By Becky Bosshart
Nevada Appeal News Service
It is Erma Boepple's third day with Dani, and it's already love.
The nearly 2-year-old fox terrier jumped into her lap, licked her face, then ran around the small living room of her Churchill County mobile home.
Boepple's eyes fill with tears when she talks about how long she waited for Dani. Boepple started losing her hearing 32 years ago. Now it is almost completely gone. Dani is the 80-year-old woman's hearing companion.
She got a phone call two weeks ago and learned that a dog was ready to be delivered. She told her daughter the news first.
"She alerts me to the phone, to the oven timer, to the door bell or someone knocking and the fire alarm," Boepple said about Dani. "She's doing real well."
Dani, a small white dog with spotted legs and a black-and-brown face, is from Dogs for the Deaf, an international hearing dog-training and placement service.
"I haven't been able to hear the door bell in so long," Boepple said. "She gives me security."
Boepple wears two hearing aids, the most powerful kind, and yet she still only hears about 5 percent of conversations.
Boepple signed up for the program about three years ago, and has been waiting for a dog ever since.
Her daughter Mavis Lawrence lives down the road.
"What we were concerned about was that I would call her, and she wouldn't answer the phone," Lawrence said. "And I'd come over and knock and knock at the door, and she'd never hear me. And she'd be sitting right next to the door."
She was concerned for her mother's safety now that she lives alone. Boepple's husband died of Alzheimer's disease about three years ago. He was at a Carson City nursing home before that.
Dogs for the Deaf is a nonprofit that depends on donors to support its rescue of dogs, according to the organization. Hearing dogs are placed in the qualified applicant's home for free.

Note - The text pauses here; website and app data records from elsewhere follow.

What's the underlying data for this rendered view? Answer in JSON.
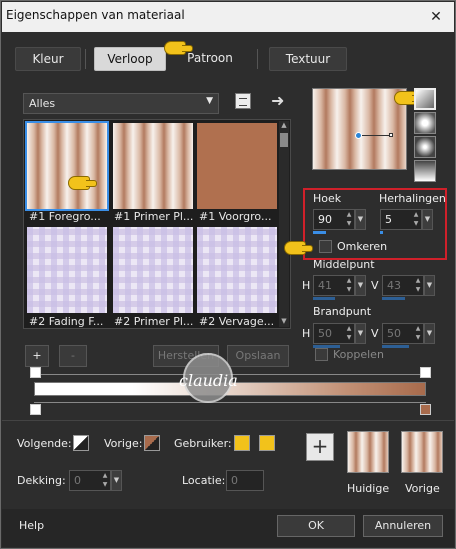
{
  "window": {
    "title": "Eigenschappen van materiaal",
    "close_icon": "close-icon"
  },
  "tabs": [
    {
      "label": "Kleur",
      "active": false
    },
    {
      "label": "Verloop",
      "active": true
    },
    {
      "label": "Patroon",
      "active": false
    },
    {
      "label": "Textuur",
      "active": false
    }
  ],
  "library": {
    "selected": "Alles"
  },
  "gallery": {
    "items": [
      {
        "label": "#1 Foregro...",
        "style": "stripes",
        "selected": true
      },
      {
        "label": "#1 Primer Pl...",
        "style": "stripes",
        "selected": false
      },
      {
        "label": "#1 Voorgro...",
        "style": "solid",
        "selected": false
      },
      {
        "label": "#2 Fading F...",
        "style": "check",
        "selected": false
      },
      {
        "label": "#2 Primer Pl...",
        "style": "check",
        "selected": false
      },
      {
        "label": "#2 Vervage...",
        "style": "check",
        "selected": false
      }
    ]
  },
  "left_buttons": {
    "add": "+",
    "remove": "-",
    "restore": "Herstellen",
    "save": "Opslaan"
  },
  "style_buttons": [
    "linear-gradient-icon",
    "rectangular-gradient-icon",
    "radial-gradient-icon",
    "sunburst-gradient-icon"
  ],
  "gradient": {
    "hoek_label": "Hoek",
    "hoek_value": "90",
    "herhalingen_label": "Herhalingen",
    "herhalingen_value": "5",
    "omkeren_label": "Omkeren",
    "omkeren_checked": false,
    "middelpunt_label": "Middelpunt",
    "mid_h_label": "H",
    "mid_h_value": "41",
    "mid_v_label": "V",
    "mid_v_value": "43",
    "brandpunt_label": "Brandpunt",
    "brand_h_label": "H",
    "brand_h_value": "50",
    "brand_v_label": "V",
    "brand_v_value": "50",
    "koppelen_label": "Koppelen",
    "hoek_fill": 0.25,
    "herhalingen_fill": 0.05,
    "mid_h_fill": 0.41,
    "mid_v_fill": 0.43,
    "brand_h_fill": 0.5,
    "brand_v_fill": 0.5
  },
  "bottom": {
    "volgende_label": "Volgende:",
    "vorige_label": "Vorige:",
    "gebruiker_label": "Gebruiker:",
    "dekking_label": "Dekking:",
    "dekking_value": "0",
    "locatie_label": "Locatie:",
    "locatie_value": "0",
    "huidige_label": "Huidige",
    "vorige2_label": "Vorige",
    "user_color": "#f2c21b",
    "brown_color": "#a86b4c"
  },
  "watermark": "claudia",
  "footer": {
    "help": "Help",
    "ok": "OK",
    "cancel": "Annuleren"
  }
}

The Nevada Good Sams Club sponsored Dani. The Sams Club is the largest RV organization in the world. Jan Zumwalt, the Sams' state director, said the Nevada group has sponsored five dogs for the deaf.
Tanya Diaz-Casillas, Dani's Dogs for the Deaf trainer, said all of their dogs are sponsored by donations from service clubs such as the Sams.

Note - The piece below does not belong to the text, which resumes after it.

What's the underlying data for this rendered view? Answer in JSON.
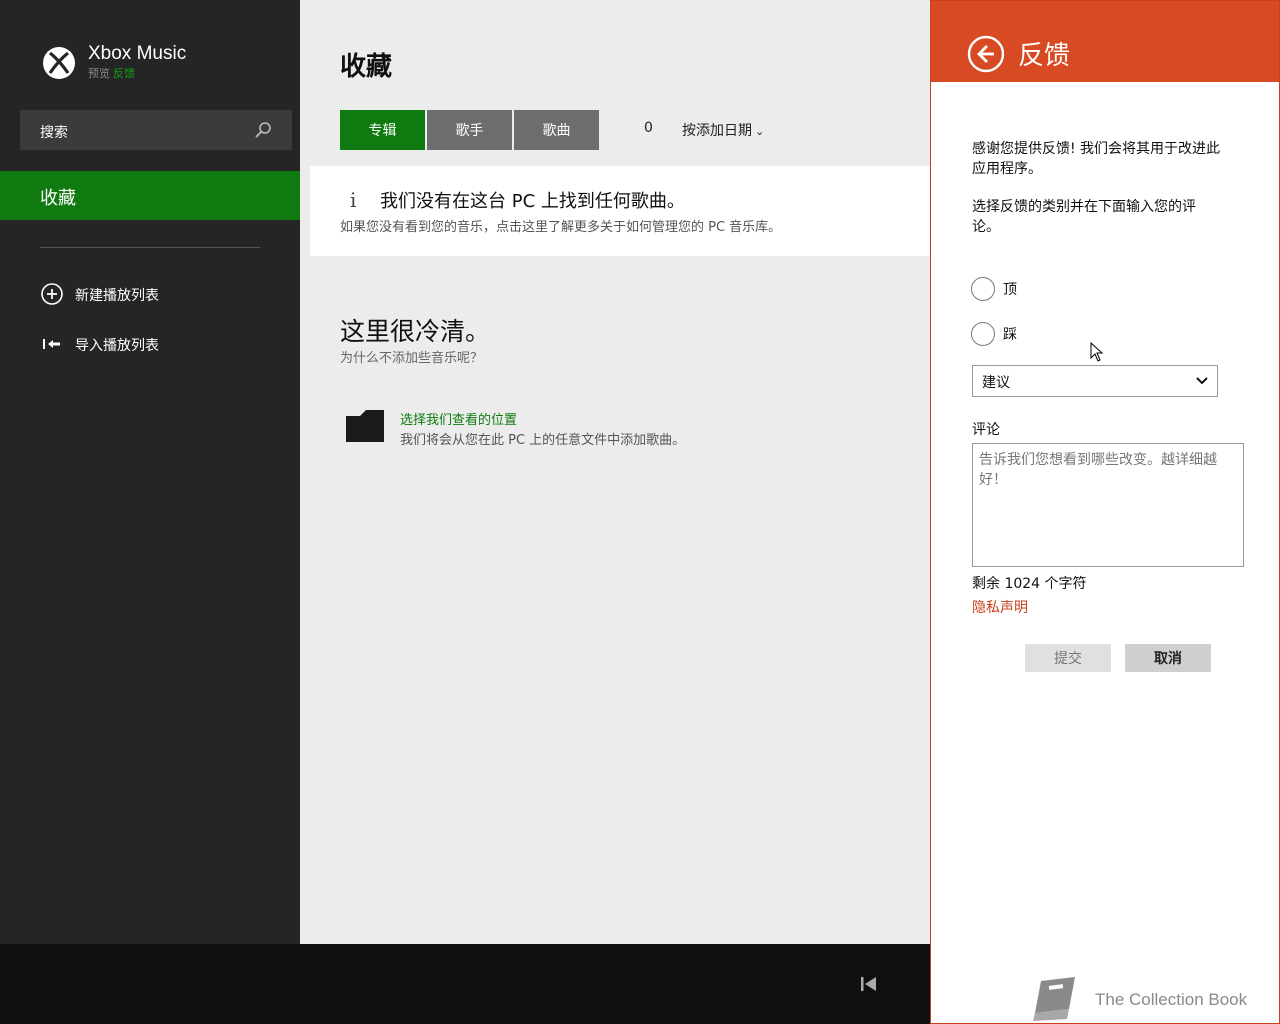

"The total price for a team - which is the deaf person and the dog - for the rest of the dog's life is $25,000," she said.
Diaz-Casillas said a large percentage of the dogs come from animal shelters. Some are trained for as long as a year. Diaz-Casillas said they look for dogs that are energetic but teachable. When the dogs come to their new owner's homes, they just have to be taught where the sounds are in the home and who they should alert.
During training, Diaz-Casillas often waited outside because Dani needed to get used to having a new master.
"Often, a dog will run to the trainer first," Diaz-Casillas said. "She's still getting used to Erma."
Dani is rewarded with a doggie yogurt dollop and a spot by Boepple's feet, where she'll be for as long as she's needed.